Superintendent Dan Ng Wai-hon told the South China Morning Post that the Hong Kong- and Guangdong-based operation was believed to handle sports wagers of up to HKD 500m (US $64.5m) per day. Hong Kong police seized records detailing HKD 767m in pending wagers on football matches and horse races while police in Shenzhen and Dongguan seized betting records totalling a further RMB 320m ($51.3m). The authorities also seized HKD 11m in cash and are seeking court orders to freeze bank accounts containing an additional HKD 40m.

The betting ring, which police said had been in operation for around six months, allegedly used “at least three” password-protected South American-based websites to process wagers. Police said the ring catered to a network of thousands of punters, including some high rollers who were allowed to wager up to HKD 50m on credit.

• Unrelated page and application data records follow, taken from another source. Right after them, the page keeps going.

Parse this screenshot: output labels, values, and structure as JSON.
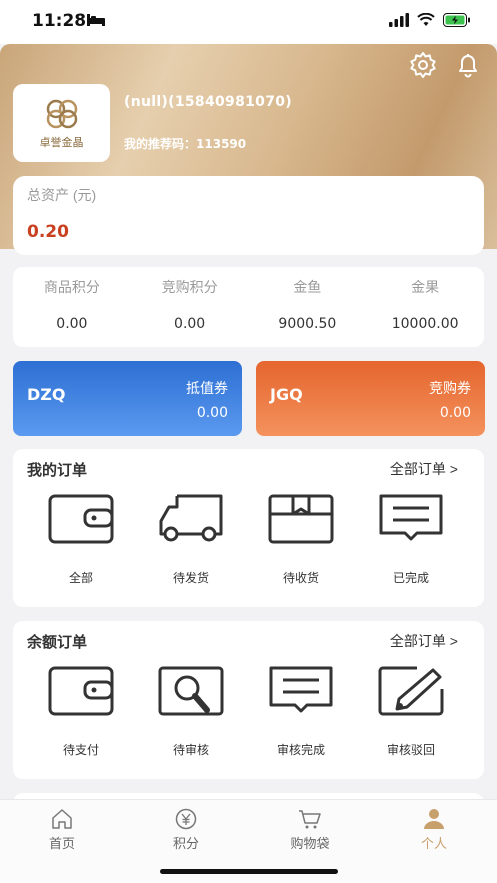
{
  "status_bar": {
    "time": "11:28"
  },
  "header": {
    "logo_text": "卓誉金晶",
    "user_name": "(null)(15840981070)",
    "referral_label": "我的推荐码：",
    "referral_code": "113590"
  },
  "assets": {
    "label": "总资产 (元)",
    "value": "0.20"
  },
  "points": [
    {
      "label": "商品积分",
      "value": "0.00"
    },
    {
      "label": "竞购积分",
      "value": "0.00"
    },
    {
      "label": "金鱼",
      "value": "9000.50"
    },
    {
      "label": "金果",
      "value": "10000.00"
    }
  ],
  "vouchers": [
    {
      "code": "DZQ",
      "name": "抵值券",
      "value": "0.00",
      "color": "#3d7fe0"
    },
    {
      "code": "JGQ",
      "name": "竞购券",
      "value": "0.00",
      "color": "#ec7a40"
    }
  ],
  "my_orders": {
    "title": "我的订单",
    "all_label": "全部订单 >",
    "items": [
      {
        "label": "全部",
        "icon": "wallet-icon"
      },
      {
        "label": "待发货",
        "icon": "truck-icon"
      },
      {
        "label": "待收货",
        "icon": "box-icon"
      },
      {
        "label": "已完成",
        "icon": "message-icon"
      }
    ]
  },
  "balance_orders": {
    "title": "余额订单",
    "all_label": "全部订单 >",
    "items": [
      {
        "label": "待支付",
        "icon": "wallet-icon"
      },
      {
        "label": "待审核",
        "icon": "search-icon"
      },
      {
        "label": "审核完成",
        "icon": "message-icon"
      },
      {
        "label": "审核驳回",
        "icon": "edit-icon"
      }
    ]
  },
  "tabs": [
    {
      "label": "首页",
      "icon": "home-icon"
    },
    {
      "label": "积分",
      "icon": "yen-icon"
    },
    {
      "label": "购物袋",
      "icon": "cart-icon"
    },
    {
      "label": "个人",
      "icon": "person-icon",
      "active": true
    }
  ],
  "colors": {
    "accent_gold": "#c8a06c",
    "asset_red": "#c8401f"
  }
}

Eleven of those arrested in Hong Kong, including the 46-year-old alleged ringleader, are said to be members of the 14k and Sun Yee On triad groups. The arrested individuals have yet to be formally charged but police are expected to lay charges of illegal gambling and money laundering. The maximum penalty for illegal gambling is seven years in prison and fines of up to HKD 5m.

Ng said the arrests were the culmination of a months-long investigation and that “more such crackdowns will come” as the World Cup festivities kick off in Brazil. Police forces across Asia have teamed up with Interpol in a bid to curtain the massive betting activities that are expected to accompany the football tournament. Last month saw preemptive strikes in both Shanghai and Singapore.